Work request »
Each entry that follows should be retyped in full and exactly.

Data for review »
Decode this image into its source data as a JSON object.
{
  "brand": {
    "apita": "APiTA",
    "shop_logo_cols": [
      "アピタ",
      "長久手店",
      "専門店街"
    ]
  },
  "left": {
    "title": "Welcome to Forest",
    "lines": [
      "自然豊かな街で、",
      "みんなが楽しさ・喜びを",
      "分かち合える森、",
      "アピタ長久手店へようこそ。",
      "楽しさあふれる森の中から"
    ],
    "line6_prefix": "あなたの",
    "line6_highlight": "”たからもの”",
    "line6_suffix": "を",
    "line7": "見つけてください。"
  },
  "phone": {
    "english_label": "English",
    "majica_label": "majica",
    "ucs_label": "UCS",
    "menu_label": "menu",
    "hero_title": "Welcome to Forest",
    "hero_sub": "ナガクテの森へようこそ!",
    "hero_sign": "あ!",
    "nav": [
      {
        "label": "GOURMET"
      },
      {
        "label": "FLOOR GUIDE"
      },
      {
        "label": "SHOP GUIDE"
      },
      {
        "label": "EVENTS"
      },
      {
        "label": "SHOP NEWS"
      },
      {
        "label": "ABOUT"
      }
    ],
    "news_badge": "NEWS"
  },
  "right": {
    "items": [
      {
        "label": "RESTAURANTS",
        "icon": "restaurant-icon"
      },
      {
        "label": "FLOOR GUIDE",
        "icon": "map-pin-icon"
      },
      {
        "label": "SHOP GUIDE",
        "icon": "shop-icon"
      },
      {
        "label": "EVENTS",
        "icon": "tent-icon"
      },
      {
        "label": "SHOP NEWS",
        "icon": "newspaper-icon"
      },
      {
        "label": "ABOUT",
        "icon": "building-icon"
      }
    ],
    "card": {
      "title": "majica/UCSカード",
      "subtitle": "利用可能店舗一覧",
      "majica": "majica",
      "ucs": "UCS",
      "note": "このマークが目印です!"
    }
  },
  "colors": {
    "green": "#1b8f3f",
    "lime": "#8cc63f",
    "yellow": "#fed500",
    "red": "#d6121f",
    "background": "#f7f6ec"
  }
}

Output below »
Decode this image into its source data as a JSON object.
{
  "brand": {
    "apita": "APiTA",
    "shop_logo_cols": [
      "アピタ",
      "長久手店",
      "専門店街"
    ]
  },
  "left": {
    "title": "Welcome to Forest",
    "lines": [
      "自然豊かな街で、",
      "みんなが楽しさ・喜びを",
      "分かち合える森、",
      "アピタ長久手店へようこそ。",
      "楽しさあふれる森の中から"
    ],
    "line6_prefix": "あなたの",
    "line6_highlight": "”たからもの”",
    "line6_suffix": "を",
    "line7": "見つけてください。"
  },
  "phone": {
    "english_label": "English",
    "majica_label": "majica",
    "ucs_label": "UCS",
    "menu_label": "menu",
    "hero_title": "Welcome to Forest",
    "hero_sub": "ナガクテの森へようこそ!",
    "hero_sign": "あ!",
    "nav": [
      {
        "label": "GOURMET"
      },
      {
        "label": "FLOOR GUIDE"
      },
      {
        "label": "SHOP GUIDE"
      },
      {
        "label": "EVENTS"
      },
      {
        "label": "SHOP NEWS"
      },
      {
        "label": "ABOUT"
      }
    ],
    "news_badge": "NEWS"
  },
  "right": {
    "items": [
      {
        "label": "RESTAURANTS",
        "icon": "restaurant-icon"
      },
      {
        "label": "FLOOR GUIDE",
        "icon": "map-pin-icon"
      },
      {
        "label": "SHOP GUIDE",
        "icon": "shop-icon"
      },
      {
        "label": "EVENTS",
        "icon": "tent-icon"
      },
      {
        "label": "SHOP NEWS",
        "icon": "newspaper-icon"
      },
      {
        "label": "ABOUT",
        "icon": "building-icon"
      }
    ],
    "card": {
      "title": "majica/UCSカード",
      "subtitle": "利用可能店舗一覧",
      "majica": "majica",
      "ucs": "UCS",
      "note": "このマークが目印です!"
    }
  },
  "colors": {
    "green": "#1b8f3f",
    "lime": "#8cc63f",
    "yellow": "#fed500",
    "red": "#d6121f",
    "background": "#f7f6ec"
  }
}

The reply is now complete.